6 Marines on Okinawa arrested for drinking-driving in just over a week
By ERIK SLAVIN AND CHIYOMI SUMIDA | STARS AND STRIPES Published: June 8, 2015
YOKOSUKA NAVAL BASE, Japan — The Marine Corps in just over a week has been hit by a rash of criminal allegations — mostly drinking-and-driving incidents — a marked jump in incidents following more than two years of relative calm.
Since May 30, six Marines have been arrested for varying charges of drinking alcohol and driving, police said. The arrests have come during the first year since Okinawa servicemembers have again been able to drink freely off base, a right restored only since a Japan-wide liberty policy was issued Dec. 9.
A seventh Marine, based at Camp Hansen, is in Okinawa police custody after being arrested Saturday on suspicion of robbery resulting in bodily injury, police told Stars and Stripes on Monday. The incidents come at a time of intensified protests over the construction of a new runway for Marine aircraft at Camp Schwab — a project supported by the national government but bitterly opposed by Okinawa’s newly elected governor.
Eleven servicemembers have been arrested in 2015 for what Okinawa deems as major crimes — one more than during all of last year.
Okinawa police do not include driving while intoxicated in their servicemember major crimes statistics.
Marine officials in Okinawa did not respond Monday to a request for comment in regard to any actions they might consider in light of the arrests, which were reported by several Japanese national media outlets.

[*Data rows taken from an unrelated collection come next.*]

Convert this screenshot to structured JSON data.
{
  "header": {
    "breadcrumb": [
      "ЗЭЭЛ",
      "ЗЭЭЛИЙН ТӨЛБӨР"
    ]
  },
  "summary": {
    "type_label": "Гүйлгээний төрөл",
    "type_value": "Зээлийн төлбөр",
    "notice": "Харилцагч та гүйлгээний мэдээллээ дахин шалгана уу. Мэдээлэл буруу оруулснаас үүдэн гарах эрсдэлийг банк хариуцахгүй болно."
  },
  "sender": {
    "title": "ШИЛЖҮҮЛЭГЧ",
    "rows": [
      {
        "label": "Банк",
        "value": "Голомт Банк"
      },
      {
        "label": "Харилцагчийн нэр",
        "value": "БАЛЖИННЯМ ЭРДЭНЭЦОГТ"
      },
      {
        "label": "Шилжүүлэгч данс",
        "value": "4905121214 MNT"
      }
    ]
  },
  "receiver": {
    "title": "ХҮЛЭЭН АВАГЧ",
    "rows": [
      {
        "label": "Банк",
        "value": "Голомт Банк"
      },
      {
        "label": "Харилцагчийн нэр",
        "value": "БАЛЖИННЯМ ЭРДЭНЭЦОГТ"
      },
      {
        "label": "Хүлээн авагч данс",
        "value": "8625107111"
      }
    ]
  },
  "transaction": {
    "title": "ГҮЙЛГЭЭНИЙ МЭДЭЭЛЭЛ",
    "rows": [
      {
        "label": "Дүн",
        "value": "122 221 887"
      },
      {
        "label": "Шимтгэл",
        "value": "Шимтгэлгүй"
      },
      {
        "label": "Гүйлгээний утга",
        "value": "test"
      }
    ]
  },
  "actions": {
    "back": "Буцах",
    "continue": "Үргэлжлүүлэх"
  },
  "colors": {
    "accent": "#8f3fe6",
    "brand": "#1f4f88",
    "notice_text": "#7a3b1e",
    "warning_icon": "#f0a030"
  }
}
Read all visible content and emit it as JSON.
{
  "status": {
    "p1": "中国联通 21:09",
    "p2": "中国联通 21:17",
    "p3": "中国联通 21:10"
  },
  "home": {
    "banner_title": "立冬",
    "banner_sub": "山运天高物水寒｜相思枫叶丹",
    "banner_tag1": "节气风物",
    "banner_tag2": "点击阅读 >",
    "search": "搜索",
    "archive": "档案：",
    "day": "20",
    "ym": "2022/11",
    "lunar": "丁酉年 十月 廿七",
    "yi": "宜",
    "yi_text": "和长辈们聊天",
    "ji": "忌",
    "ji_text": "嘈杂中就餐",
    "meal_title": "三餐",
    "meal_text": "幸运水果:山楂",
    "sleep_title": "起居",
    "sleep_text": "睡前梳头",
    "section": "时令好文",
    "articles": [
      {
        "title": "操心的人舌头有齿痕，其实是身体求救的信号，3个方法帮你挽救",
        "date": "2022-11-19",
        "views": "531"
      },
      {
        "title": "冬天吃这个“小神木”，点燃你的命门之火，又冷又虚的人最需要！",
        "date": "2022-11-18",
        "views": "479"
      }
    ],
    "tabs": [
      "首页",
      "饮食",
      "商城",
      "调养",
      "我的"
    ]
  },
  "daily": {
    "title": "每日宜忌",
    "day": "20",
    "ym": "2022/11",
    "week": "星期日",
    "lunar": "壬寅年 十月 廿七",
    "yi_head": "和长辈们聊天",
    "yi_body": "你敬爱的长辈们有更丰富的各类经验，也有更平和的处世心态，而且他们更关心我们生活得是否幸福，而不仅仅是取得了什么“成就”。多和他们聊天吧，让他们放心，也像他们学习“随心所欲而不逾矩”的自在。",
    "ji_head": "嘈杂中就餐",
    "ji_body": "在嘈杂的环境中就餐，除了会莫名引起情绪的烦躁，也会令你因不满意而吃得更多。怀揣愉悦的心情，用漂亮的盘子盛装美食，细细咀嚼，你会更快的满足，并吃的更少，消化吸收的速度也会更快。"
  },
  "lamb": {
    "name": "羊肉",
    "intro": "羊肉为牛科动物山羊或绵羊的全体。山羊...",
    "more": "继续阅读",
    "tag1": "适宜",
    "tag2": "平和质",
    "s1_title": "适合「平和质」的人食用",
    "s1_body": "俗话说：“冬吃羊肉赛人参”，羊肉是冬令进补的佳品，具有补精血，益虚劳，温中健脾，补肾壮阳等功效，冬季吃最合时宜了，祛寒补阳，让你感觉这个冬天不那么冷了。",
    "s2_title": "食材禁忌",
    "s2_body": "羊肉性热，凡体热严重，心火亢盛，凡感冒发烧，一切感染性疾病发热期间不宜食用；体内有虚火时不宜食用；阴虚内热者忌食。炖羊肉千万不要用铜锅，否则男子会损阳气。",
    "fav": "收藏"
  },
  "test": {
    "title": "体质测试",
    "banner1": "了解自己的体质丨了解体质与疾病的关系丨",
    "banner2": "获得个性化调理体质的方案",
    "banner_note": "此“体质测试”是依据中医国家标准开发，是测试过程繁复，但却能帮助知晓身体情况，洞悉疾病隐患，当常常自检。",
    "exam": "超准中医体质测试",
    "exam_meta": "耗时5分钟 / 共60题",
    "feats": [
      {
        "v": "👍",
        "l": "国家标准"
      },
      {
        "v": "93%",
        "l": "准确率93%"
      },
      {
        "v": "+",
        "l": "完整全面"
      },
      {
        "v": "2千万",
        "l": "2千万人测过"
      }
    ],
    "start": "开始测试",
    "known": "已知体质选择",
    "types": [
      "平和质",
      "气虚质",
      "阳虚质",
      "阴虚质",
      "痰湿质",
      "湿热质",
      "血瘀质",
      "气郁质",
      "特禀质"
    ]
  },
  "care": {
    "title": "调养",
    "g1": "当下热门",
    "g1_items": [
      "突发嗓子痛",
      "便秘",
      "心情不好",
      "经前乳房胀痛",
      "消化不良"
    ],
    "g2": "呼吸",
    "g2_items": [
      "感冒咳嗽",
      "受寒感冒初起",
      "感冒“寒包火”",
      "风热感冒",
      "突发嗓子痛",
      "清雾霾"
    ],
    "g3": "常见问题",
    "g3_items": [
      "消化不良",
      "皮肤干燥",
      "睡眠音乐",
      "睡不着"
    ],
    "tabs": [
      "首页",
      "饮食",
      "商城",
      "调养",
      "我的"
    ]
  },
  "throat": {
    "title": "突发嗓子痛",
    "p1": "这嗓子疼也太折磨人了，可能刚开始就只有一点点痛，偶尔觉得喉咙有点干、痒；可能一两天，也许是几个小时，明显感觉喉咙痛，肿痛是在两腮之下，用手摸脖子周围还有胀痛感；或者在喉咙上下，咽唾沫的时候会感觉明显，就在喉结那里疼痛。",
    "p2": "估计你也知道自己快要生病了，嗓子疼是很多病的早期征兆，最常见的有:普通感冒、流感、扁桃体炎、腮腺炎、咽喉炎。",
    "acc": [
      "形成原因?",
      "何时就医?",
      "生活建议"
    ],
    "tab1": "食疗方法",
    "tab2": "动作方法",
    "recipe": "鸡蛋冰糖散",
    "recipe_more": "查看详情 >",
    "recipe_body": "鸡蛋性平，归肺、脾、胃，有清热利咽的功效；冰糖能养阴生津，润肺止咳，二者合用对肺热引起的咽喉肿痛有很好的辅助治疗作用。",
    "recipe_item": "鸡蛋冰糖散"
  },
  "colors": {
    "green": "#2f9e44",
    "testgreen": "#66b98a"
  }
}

The Camp Hansen Marine arrested over the weekend stands accused of punching a 21-year-old Japanese man in the face and robbing him of 4,000 yen ($32) outside a building in the Kumoji section of Naha at about 5:25 a.m. May 24, an Okinawa prefectural police spokesman said Monday.
The Japanese man suffered a broken left cheekbone, police said.
The Marine was identified and arrested in a parking lot in Chatan at about 1:35 a.m. Saturday. Police said they are also looking for another man suspected of accompanying the alleged assailant during the May 24 incident.
Police sent the Marine’s case to the Naha District prosecutor’s office Monday, the police spokesman said.
Aside from potential legal action by Japanese authorities, he also could face military discipline for failing to abide by a U.S. Forces Japan curfew.
All servicemembers must be either on base or in a residence between 1 a.m. and 5 a.m. and must also refrain from drinking off base between midnight and 5 a.m., according to USFJ’s liberty policy.
The liberty policy, while unpopular among servicemembers, is credited by commands with reducing crime and preserving political relations with Japan.
Two visiting sailors were arrested for raping a woman on Okinawa in 2012, an incident which stoked tensions on the island and led to liberty restrictions for servicemembers of all ranks.
The two sailors later pleaded guilty and were sentenced to 10 and nine years in Japanese prison.
While restrictions were loosened in other parts of Japan, Okinawa servicemembers remained barred from drinking off base at bars and were limited to two drinks with meals at restaurants until December.
Ten active-duty servicemembers were arrested on Okinawa in both 2013 and 2014, down from 37 in 2012, according to Okinawa Prefectural Police statistics.
Only one servicemember in 2014 was arrested for a class of “heinous crimes” that include murder, rape, robbery and arson. The one case, which involved a rape charge, was later dropped by prosecutors.
Okinawa, an island of about 1.4 million people, is home to more than half of all U.S. forces in Japan. Military officials prize the island for its strategic location in the Asia-Pacific region, but many residents have called for Japan and the United States to reduce the military’s footprint.
A bilateral agreement is slated to eventually rebase thousands of Marines on the U.S. territory of Guam, pending a series of construction projects planned for the island.